Description of the task >>
Leave out the pictures and print the records below exactly.

+++

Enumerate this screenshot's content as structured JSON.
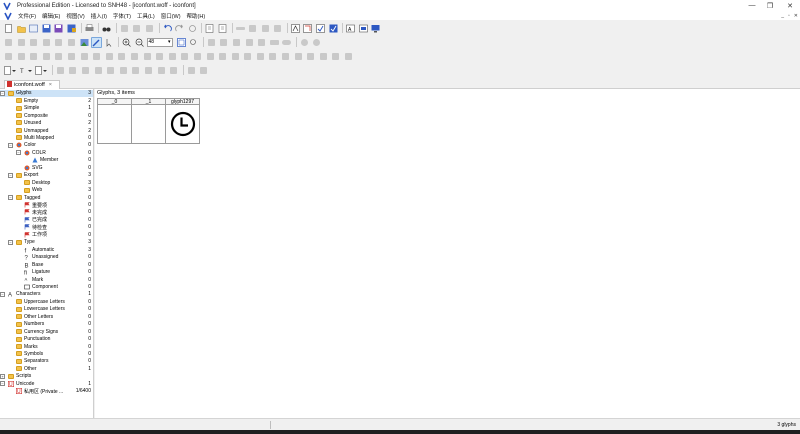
{
  "window": {
    "title": "Professional Edition - Licensed to SNH48 - [iconfont.woff - iconfont]",
    "minimize": "—",
    "maximize": "❐",
    "close": "✕"
  },
  "menu": {
    "items": [
      "文件(F)",
      "编辑(E)",
      "视图(V)",
      "插入(I)",
      "字体(T)",
      "工具(L)",
      "窗口(W)",
      "帮助(H)"
    ],
    "mdi": [
      "_",
      "▫",
      "✕"
    ]
  },
  "toolbar": {
    "zoom_value": "48"
  },
  "tab": {
    "label": "iconfont.woff",
    "close": "×"
  },
  "tree": [
    {
      "label": "Glyphs",
      "count": "3",
      "level": 0,
      "icon": "folder",
      "exp": "−",
      "sel": true
    },
    {
      "label": "Empty",
      "count": "2",
      "level": 1,
      "icon": "folder"
    },
    {
      "label": "Simple",
      "count": "1",
      "level": 1,
      "icon": "folder"
    },
    {
      "label": "Composite",
      "count": "0",
      "level": 1,
      "icon": "folder"
    },
    {
      "label": "Unused",
      "count": "2",
      "level": 1,
      "icon": "folder"
    },
    {
      "label": "Unmapped",
      "count": "2",
      "level": 1,
      "icon": "folder"
    },
    {
      "label": "Multi Mapped",
      "count": "0",
      "level": 1,
      "icon": "folder"
    },
    {
      "label": "Color",
      "count": "0",
      "level": 1,
      "icon": "color",
      "exp": "−"
    },
    {
      "label": "COLR",
      "count": "0",
      "level": 2,
      "icon": "color",
      "exp": "−"
    },
    {
      "label": "Member",
      "count": "0",
      "level": 3,
      "icon": "member"
    },
    {
      "label": "SVG",
      "count": "0",
      "level": 2,
      "icon": "color"
    },
    {
      "label": "Export",
      "count": "3",
      "level": 1,
      "icon": "folder",
      "exp": "−"
    },
    {
      "label": "Desktop",
      "count": "3",
      "level": 2,
      "icon": "folder"
    },
    {
      "label": "Web",
      "count": "3",
      "level": 2,
      "icon": "folder"
    },
    {
      "label": "Tagged",
      "count": "0",
      "level": 1,
      "icon": "folder",
      "exp": "−"
    },
    {
      "label": "重要项",
      "count": "0",
      "level": 2,
      "icon": "flag-red"
    },
    {
      "label": "未完成",
      "count": "0",
      "level": 2,
      "icon": "flag-red"
    },
    {
      "label": "已完成",
      "count": "0",
      "level": 2,
      "icon": "flag-blue"
    },
    {
      "label": "待检查",
      "count": "0",
      "level": 2,
      "icon": "flag-blue"
    },
    {
      "label": "工作项",
      "count": "0",
      "level": 2,
      "icon": "flag-red"
    },
    {
      "label": "Type",
      "count": "3",
      "level": 1,
      "icon": "folder",
      "exp": "−"
    },
    {
      "label": "Automatic",
      "count": "3",
      "level": 2,
      "icon": "type-auto"
    },
    {
      "label": "Unassigned",
      "count": "0",
      "level": 2,
      "icon": "type-q"
    },
    {
      "label": "Base",
      "count": "0",
      "level": 2,
      "icon": "type-b"
    },
    {
      "label": "Ligature",
      "count": "0",
      "level": 2,
      "icon": "type-fi"
    },
    {
      "label": "Mark",
      "count": "0",
      "level": 2,
      "icon": "type-mark"
    },
    {
      "label": "Component",
      "count": "0",
      "level": 2,
      "icon": "type-comp"
    },
    {
      "label": "Characters",
      "count": "1",
      "level": 0,
      "icon": "chars",
      "exp": "−"
    },
    {
      "label": "Uppercase Letters",
      "count": "0",
      "level": 1,
      "icon": "folder"
    },
    {
      "label": "Lowercase Letters",
      "count": "0",
      "level": 1,
      "icon": "folder"
    },
    {
      "label": "Other Letters",
      "count": "0",
      "level": 1,
      "icon": "folder"
    },
    {
      "label": "Numbers",
      "count": "0",
      "level": 1,
      "icon": "folder"
    },
    {
      "label": "Currency Signs",
      "count": "0",
      "level": 1,
      "icon": "folder"
    },
    {
      "label": "Punctuation",
      "count": "0",
      "level": 1,
      "icon": "folder"
    },
    {
      "label": "Marks",
      "count": "0",
      "level": 1,
      "icon": "folder"
    },
    {
      "label": "Symbols",
      "count": "0",
      "level": 1,
      "icon": "folder"
    },
    {
      "label": "Separators",
      "count": "0",
      "level": 1,
      "icon": "folder"
    },
    {
      "label": "Other",
      "count": "1",
      "level": 1,
      "icon": "folder"
    },
    {
      "label": "Scripts",
      "count": "",
      "level": 0,
      "icon": "folder",
      "exp": "+"
    },
    {
      "label": "Unicode",
      "count": "1",
      "level": 0,
      "icon": "unicode",
      "exp": "−"
    },
    {
      "label": "私用区 (Private ...",
      "count": "1/6400",
      "level": 1,
      "icon": "unicode"
    }
  ],
  "glyphs": {
    "header": "Glyphs, 3 items",
    "cells": [
      {
        "name": "_0"
      },
      {
        "name": "_1"
      },
      {
        "name": "glyph1297"
      }
    ]
  },
  "status": {
    "count": "3 glyphs"
  },
  "colors": {
    "folder": "#f3c24a",
    "selection": "#cde3f7",
    "flag_red": "#d0312d",
    "flag_blue": "#3b5fc0"
  }
}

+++

Completed exercise >>
Enumerate this screenshot's content as structured JSON.
{
  "window": {
    "title": "Professional Edition - Licensed to SNH48 - [iconfont.woff - iconfont]",
    "minimize": "—",
    "maximize": "❐",
    "close": "✕"
  },
  "menu": {
    "items": [
      "文件(F)",
      "编辑(E)",
      "视图(V)",
      "插入(I)",
      "字体(T)",
      "工具(L)",
      "窗口(W)",
      "帮助(H)"
    ],
    "mdi": [
      "_",
      "▫",
      "✕"
    ]
  },
  "toolbar": {
    "zoom_value": "48"
  },
  "tab": {
    "label": "iconfont.woff",
    "close": "×"
  },
  "tree": [
    {
      "label": "Glyphs",
      "count": "3",
      "level": 0,
      "icon": "folder",
      "exp": "−",
      "sel": true
    },
    {
      "label": "Empty",
      "count": "2",
      "level": 1,
      "icon": "folder"
    },
    {
      "label": "Simple",
      "count": "1",
      "level": 1,
      "icon": "folder"
    },
    {
      "label": "Composite",
      "count": "0",
      "level": 1,
      "icon": "folder"
    },
    {
      "label": "Unused",
      "count": "2",
      "level": 1,
      "icon": "folder"
    },
    {
      "label": "Unmapped",
      "count": "2",
      "level": 1,
      "icon": "folder"
    },
    {
      "label": "Multi Mapped",
      "count": "0",
      "level": 1,
      "icon": "folder"
    },
    {
      "label": "Color",
      "count": "0",
      "level": 1,
      "icon": "color",
      "exp": "−"
    },
    {
      "label": "COLR",
      "count": "0",
      "level": 2,
      "icon": "color",
      "exp": "−"
    },
    {
      "label": "Member",
      "count": "0",
      "level": 3,
      "icon": "member"
    },
    {
      "label": "SVG",
      "count": "0",
      "level": 2,
      "icon": "color"
    },
    {
      "label": "Export",
      "count": "3",
      "level": 1,
      "icon": "folder",
      "exp": "−"
    },
    {
      "label": "Desktop",
      "count": "3",
      "level": 2,
      "icon": "folder"
    },
    {
      "label": "Web",
      "count": "3",
      "level": 2,
      "icon": "folder"
    },
    {
      "label": "Tagged",
      "count": "0",
      "level": 1,
      "icon": "folder",
      "exp": "−"
    },
    {
      "label": "重要项",
      "count": "0",
      "level": 2,
      "icon": "flag-red"
    },
    {
      "label": "未完成",
      "count": "0",
      "level": 2,
      "icon": "flag-red"
    },
    {
      "label": "已完成",
      "count": "0",
      "level": 2,
      "icon": "flag-blue"
    },
    {
      "label": "待检查",
      "count": "0",
      "level": 2,
      "icon": "flag-blue"
    },
    {
      "label": "工作项",
      "count": "0",
      "level": 2,
      "icon": "flag-red"
    },
    {
      "label": "Type",
      "count": "3",
      "level": 1,
      "icon": "folder",
      "exp": "−"
    },
    {
      "label": "Automatic",
      "count": "3",
      "level": 2,
      "icon": "type-auto"
    },
    {
      "label": "Unassigned",
      "count": "0",
      "level": 2,
      "icon": "type-q"
    },
    {
      "label": "Base",
      "count": "0",
      "level": 2,
      "icon": "type-b"
    },
    {
      "label": "Ligature",
      "count": "0",
      "level": 2,
      "icon": "type-fi"
    },
    {
      "label": "Mark",
      "count": "0",
      "level": 2,
      "icon": "type-mark"
    },
    {
      "label": "Component",
      "count": "0",
      "level": 2,
      "icon": "type-comp"
    },
    {
      "label": "Characters",
      "count": "1",
      "level": 0,
      "icon": "chars",
      "exp": "−"
    },
    {
      "label": "Uppercase Letters",
      "count": "0",
      "level": 1,
      "icon": "folder"
    },
    {
      "label": "Lowercase Letters",
      "count": "0",
      "level": 1,
      "icon": "folder"
    },
    {
      "label": "Other Letters",
      "count": "0",
      "level": 1,
      "icon": "folder"
    },
    {
      "label": "Numbers",
      "count": "0",
      "level": 1,
      "icon": "folder"
    },
    {
      "label": "Currency Signs",
      "count": "0",
      "level": 1,
      "icon": "folder"
    },
    {
      "label": "Punctuation",
      "count": "0",
      "level": 1,
      "icon": "folder"
    },
    {
      "label": "Marks",
      "count": "0",
      "level": 1,
      "icon": "folder"
    },
    {
      "label": "Symbols",
      "count": "0",
      "level": 1,
      "icon": "folder"
    },
    {
      "label": "Separators",
      "count": "0",
      "level": 1,
      "icon": "folder"
    },
    {
      "label": "Other",
      "count": "1",
      "level": 1,
      "icon": "folder"
    },
    {
      "label": "Scripts",
      "count": "",
      "level": 0,
      "icon": "folder",
      "exp": "+"
    },
    {
      "label": "Unicode",
      "count": "1",
      "level": 0,
      "icon": "unicode",
      "exp": "−"
    },
    {
      "label": "私用区 (Private ...",
      "count": "1/6400",
      "level": 1,
      "icon": "unicode"
    }
  ],
  "glyphs": {
    "header": "Glyphs, 3 items",
    "cells": [
      {
        "name": "_0"
      },
      {
        "name": "_1"
      },
      {
        "name": "glyph1297"
      }
    ]
  },
  "status": {
    "count": "3 glyphs"
  },
  "colors": {
    "folder": "#f3c24a",
    "selection": "#cde3f7",
    "flag_red": "#d0312d",
    "flag_blue": "#3b5fc0"
  }
}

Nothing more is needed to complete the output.